Salah is the Premier League Player of the Year, and he’s the front-runner for the Ballon d’Or (which is likely to be determined by this summer’s World Cup in Russia, with Argentina and Portugal possibly on a quarterfinal collision course and Egypt in an very winnable Group A with Russia, Uruguay, and Saudi Arabia).

Jurgen Klopp deserves much credit for Salah’s explosion. Even if the Egyptian began his ascent in Italy, there’s been nothing like this. And if he can do it a few more years, he has the chance to land amongst the generational names in soccer (perhaps as the best African player in Premier League history with Yaya Toure and Didier Drogba).

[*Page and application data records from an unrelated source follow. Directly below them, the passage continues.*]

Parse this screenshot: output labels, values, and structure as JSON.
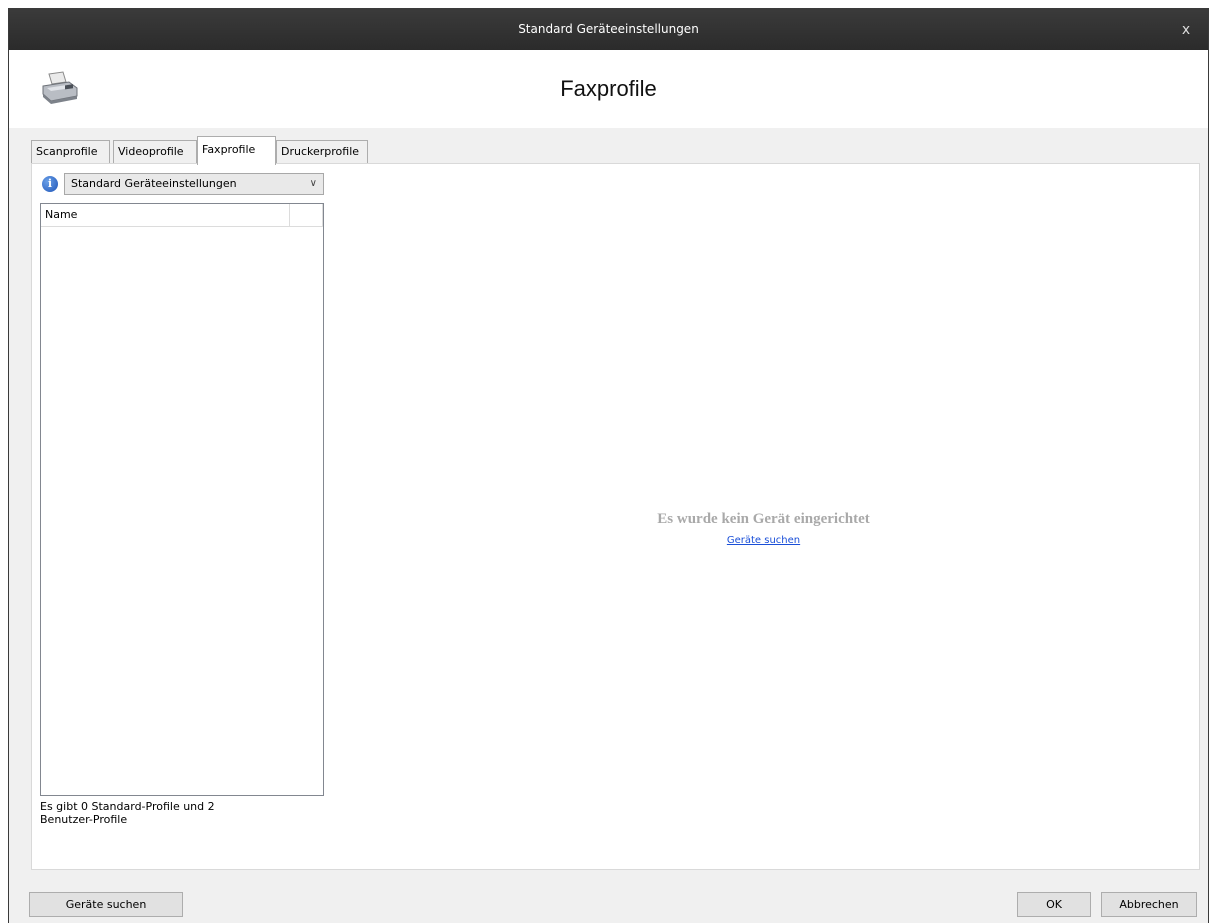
{
  "window": {
    "title": "Standard Geräteeinstellungen",
    "close_glyph": "x"
  },
  "header": {
    "title": "Faxprofile",
    "icon": "fax-machine-icon"
  },
  "tabs": [
    {
      "label": "Scanprofile",
      "active": false
    },
    {
      "label": "Videoprofile",
      "active": false
    },
    {
      "label": "Faxprofile",
      "active": true
    },
    {
      "label": "Druckerprofile",
      "active": false
    }
  ],
  "profile_selector": {
    "info_icon": "i",
    "selected": "Standard Geräteeinstellungen",
    "chevron": "∨"
  },
  "profile_list": {
    "columns": [
      "Name",
      ""
    ],
    "rows": []
  },
  "profile_count_text": "Es gibt 0 Standard-Profile und 2 Benutzer-Profile",
  "empty_state": {
    "title": "Es wurde kein Gerät eingerichtet",
    "link": "Geräte suchen"
  },
  "footer": {
    "search_button": "Geräte suchen",
    "ok_button": "OK",
    "cancel_button": "Abbrechen"
  }
}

He’ll almost certainly become the all-time single-season Liverpool league goal scorer this season barring rest for the UCL, and he’ll be their top all-time according to Opta if he nabs four or more goals across 4-5 matches (Roma again, Stoke, Chelsea, Brighton, and probably Real Madrid or Bayern Munich).

The Reds were unbelievably good for 80 minutes on Tuesday — 75 of which were Salah-led — and the praise would’ve been flowing like a waterfall had they not switched off for 10 (in which it must be said Liverpool was fortunate to only concede twice!).

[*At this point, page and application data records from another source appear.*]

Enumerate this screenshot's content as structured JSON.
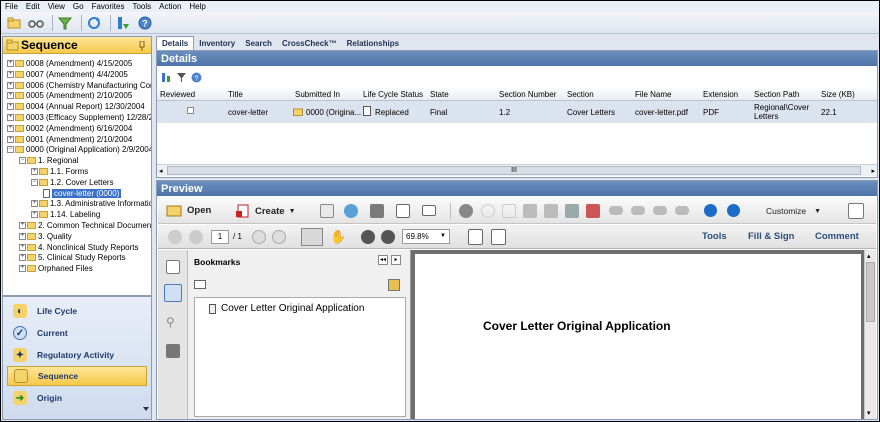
{
  "menu": [
    "File",
    "Edit",
    "View",
    "Go",
    "Favorites",
    "Tools",
    "Action",
    "Help"
  ],
  "sequence": {
    "title": "Sequence",
    "tree": [
      {
        "label": "0008 (Amendment) 4/15/2005",
        "depth": 0
      },
      {
        "label": "0007 (Amendment) 4/4/2005",
        "depth": 0
      },
      {
        "label": "0006 (Chemistry Manufacturing Contr",
        "depth": 0
      },
      {
        "label": "0005 (Amendment) 2/10/2005",
        "depth": 0
      },
      {
        "label": "0004 (Annual Report) 12/30/2004",
        "depth": 0
      },
      {
        "label": "0003 (Efficacy Supplement) 12/28/2",
        "depth": 0
      },
      {
        "label": "0002 (Amendment) 6/16/2004",
        "depth": 0
      },
      {
        "label": "0001 (Amendment) 2/10/2004",
        "depth": 0
      },
      {
        "label": "0000 (Original Application) 2/9/2004",
        "depth": 0
      },
      {
        "label": "1. Regional",
        "depth": 1
      },
      {
        "label": "1.1. Forms",
        "depth": 2
      },
      {
        "label": "1.2. Cover Letters",
        "depth": 2
      },
      {
        "label": "cover-letter (0000)",
        "depth": 3
      },
      {
        "label": "1.3. Administrative Informatic",
        "depth": 2
      },
      {
        "label": "1.14. Labeling",
        "depth": 2
      },
      {
        "label": "2. Common Technical Documen",
        "depth": 1
      },
      {
        "label": "3. Quality",
        "depth": 1
      },
      {
        "label": "4. Nonclinical Study Reports",
        "depth": 1
      },
      {
        "label": "5. Clinical Study Reports",
        "depth": 1
      },
      {
        "label": "Orphaned Files",
        "depth": 1
      }
    ]
  },
  "nav": [
    {
      "label": "Life Cycle"
    },
    {
      "label": "Current"
    },
    {
      "label": "Regulatory Activity"
    },
    {
      "label": "Sequence"
    },
    {
      "label": "Origin"
    }
  ],
  "tabs": [
    "Details",
    "Inventory",
    "Search",
    "CrossCheck™",
    "Relationships"
  ],
  "details": {
    "title": "Details",
    "columns": [
      "Reviewed",
      "Title",
      "Submitted In",
      "Life Cycle Status",
      "State",
      "Section Number",
      "Section",
      "File Name",
      "Extension",
      "Section Path",
      "Size (KB)"
    ],
    "row": {
      "title": "cover-letter",
      "submitted_in": "0000 (Origina...",
      "status": "Replaced",
      "state": "Final",
      "section_number": "1.2",
      "section": "Cover Letters",
      "file_name": "cover-letter.pdf",
      "extension": "PDF",
      "section_path_1": "Regional\\Cover",
      "section_path_2": "Letters",
      "size": "22.1"
    },
    "scroll_marker": "III"
  },
  "preview": {
    "title": "Preview",
    "open_label": "Open",
    "create_label": "Create",
    "customize_label": "Customize",
    "page_current": "1",
    "page_total": "/ 1",
    "zoom": "69.8%",
    "tools_label": "Tools",
    "fill_sign_label": "Fill & Sign",
    "comment_label": "Comment",
    "bookmarks_label": "Bookmarks",
    "bookmark_item": "Cover Letter Original Application",
    "page_heading": "Cover Letter Original Application"
  },
  "colors": {
    "accent_blue": "#4e74a8",
    "sequence_yellow": "#f7c84a",
    "selection_blue": "#3a70c8"
  }
}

*By the way, Messi fans, you’ll be relieved to count me as not one of those who’d say Salah is having a better season. It’s closer than you think. Messi is better than Salah in league play, while Salah is having a superior UCL campaign. Given the general consensus top-to-bottom on Premier League vs. La Liga and Barca’s UCL competition vs. Liverpool’s opponents — which is drawing level now — we’d say it’s even.

Messi vs. Salah league play (per 90, Squawka)
Assists: Messi 0.4-0.31
Key passes: Messi, 2.16-1.63
Chances created: Messi, 2.56-1.94
Attack score: Messi, 73.04-54.5
Possession score: Messi, 5.6 to minus-5.12
Pass completion (%): Messi, 81-77
Shot accuracy: Even (62%)
Tackles won: Salah, 0.24-0.2
Take-ons won (%): Messi, 69.47-64.96

Messi vs. Salah league play (per 90, Squawka)
Assists: Salah, 0.45-0.23
Key passes: Salah, 2.13-1.72
Chances created: Salah, 2.58-1.95
Attack score: Salah, 70.89-55.69
Possession score: Messi, 2.71 to minus-3.34
Pass completion (%): Messi, 81-73
Shot accuracy(%): Salah, 73-69
Tackles won: Messi, 0.69-.45
Take-ons won (%): Salah, 76.4-61.4